WHAT IS REQUIRED: Starting at the first line and ending at the last, reproduce the records below exactly.

Source records:
::::

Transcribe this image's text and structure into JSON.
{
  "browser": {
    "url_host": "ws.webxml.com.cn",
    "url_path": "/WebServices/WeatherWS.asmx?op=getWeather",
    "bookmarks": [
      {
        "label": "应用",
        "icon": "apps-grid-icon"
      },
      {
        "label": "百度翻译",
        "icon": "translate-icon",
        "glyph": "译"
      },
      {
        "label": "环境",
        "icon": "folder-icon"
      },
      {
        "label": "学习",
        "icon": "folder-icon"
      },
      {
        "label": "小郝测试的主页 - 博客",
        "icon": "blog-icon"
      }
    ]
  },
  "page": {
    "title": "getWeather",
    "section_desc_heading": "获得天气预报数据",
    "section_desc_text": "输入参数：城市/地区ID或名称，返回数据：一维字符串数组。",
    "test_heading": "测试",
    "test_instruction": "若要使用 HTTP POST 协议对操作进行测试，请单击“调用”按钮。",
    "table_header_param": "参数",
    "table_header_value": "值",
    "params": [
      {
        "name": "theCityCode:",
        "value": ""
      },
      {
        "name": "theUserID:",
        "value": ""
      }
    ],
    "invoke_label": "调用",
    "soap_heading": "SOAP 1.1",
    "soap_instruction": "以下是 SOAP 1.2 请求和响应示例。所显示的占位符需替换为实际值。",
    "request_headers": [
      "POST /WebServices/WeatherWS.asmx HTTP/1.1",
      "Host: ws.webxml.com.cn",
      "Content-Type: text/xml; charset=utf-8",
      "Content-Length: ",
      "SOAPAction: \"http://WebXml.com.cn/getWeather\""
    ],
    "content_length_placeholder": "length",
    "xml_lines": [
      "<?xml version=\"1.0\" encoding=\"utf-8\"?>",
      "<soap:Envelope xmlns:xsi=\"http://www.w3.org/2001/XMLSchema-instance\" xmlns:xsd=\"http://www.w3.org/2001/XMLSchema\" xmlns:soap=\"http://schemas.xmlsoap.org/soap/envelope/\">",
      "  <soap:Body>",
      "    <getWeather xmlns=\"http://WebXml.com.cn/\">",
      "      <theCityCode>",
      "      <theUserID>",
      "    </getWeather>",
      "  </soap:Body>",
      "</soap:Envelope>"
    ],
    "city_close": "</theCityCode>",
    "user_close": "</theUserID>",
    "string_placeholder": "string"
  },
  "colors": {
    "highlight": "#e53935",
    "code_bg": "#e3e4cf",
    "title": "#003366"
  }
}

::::

ANSWER TO THE EXERCISE:
Transcribe this image's text and structure into JSON.
{
  "browser": {
    "url_host": "ws.webxml.com.cn",
    "url_path": "/WebServices/WeatherWS.asmx?op=getWeather",
    "bookmarks": [
      {
        "label": "应用",
        "icon": "apps-grid-icon"
      },
      {
        "label": "百度翻译",
        "icon": "translate-icon",
        "glyph": "译"
      },
      {
        "label": "环境",
        "icon": "folder-icon"
      },
      {
        "label": "学习",
        "icon": "folder-icon"
      },
      {
        "label": "小郝测试的主页 - 博客",
        "icon": "blog-icon"
      }
    ]
  },
  "page": {
    "title": "getWeather",
    "section_desc_heading": "获得天气预报数据",
    "section_desc_text": "输入参数：城市/地区ID或名称，返回数据：一维字符串数组。",
    "test_heading": "测试",
    "test_instruction": "若要使用 HTTP POST 协议对操作进行测试，请单击“调用”按钮。",
    "table_header_param": "参数",
    "table_header_value": "值",
    "params": [
      {
        "name": "theCityCode:",
        "value": ""
      },
      {
        "name": "theUserID:",
        "value": ""
      }
    ],
    "invoke_label": "调用",
    "soap_heading": "SOAP 1.1",
    "soap_instruction": "以下是 SOAP 1.2 请求和响应示例。所显示的占位符需替换为实际值。",
    "request_headers": [
      "POST /WebServices/WeatherWS.asmx HTTP/1.1",
      "Host: ws.webxml.com.cn",
      "Content-Type: text/xml; charset=utf-8",
      "Content-Length: ",
      "SOAPAction: \"http://WebXml.com.cn/getWeather\""
    ],
    "content_length_placeholder": "length",
    "xml_lines": [
      "<?xml version=\"1.0\" encoding=\"utf-8\"?>",
      "<soap:Envelope xmlns:xsi=\"http://www.w3.org/2001/XMLSchema-instance\" xmlns:xsd=\"http://www.w3.org/2001/XMLSchema\" xmlns:soap=\"http://schemas.xmlsoap.org/soap/envelope/\">",
      "  <soap:Body>",
      "    <getWeather xmlns=\"http://WebXml.com.cn/\">",
      "      <theCityCode>",
      "      <theUserID>",
      "    </getWeather>",
      "  </soap:Body>",
      "</soap:Envelope>"
    ],
    "city_close": "</theCityCode>",
    "user_close": "</theUserID>",
    "string_placeholder": "string"
  },
  "colors": {
    "highlight": "#e53935",
    "code_bg": "#e3e4cf",
    "title": "#003366"
  }
}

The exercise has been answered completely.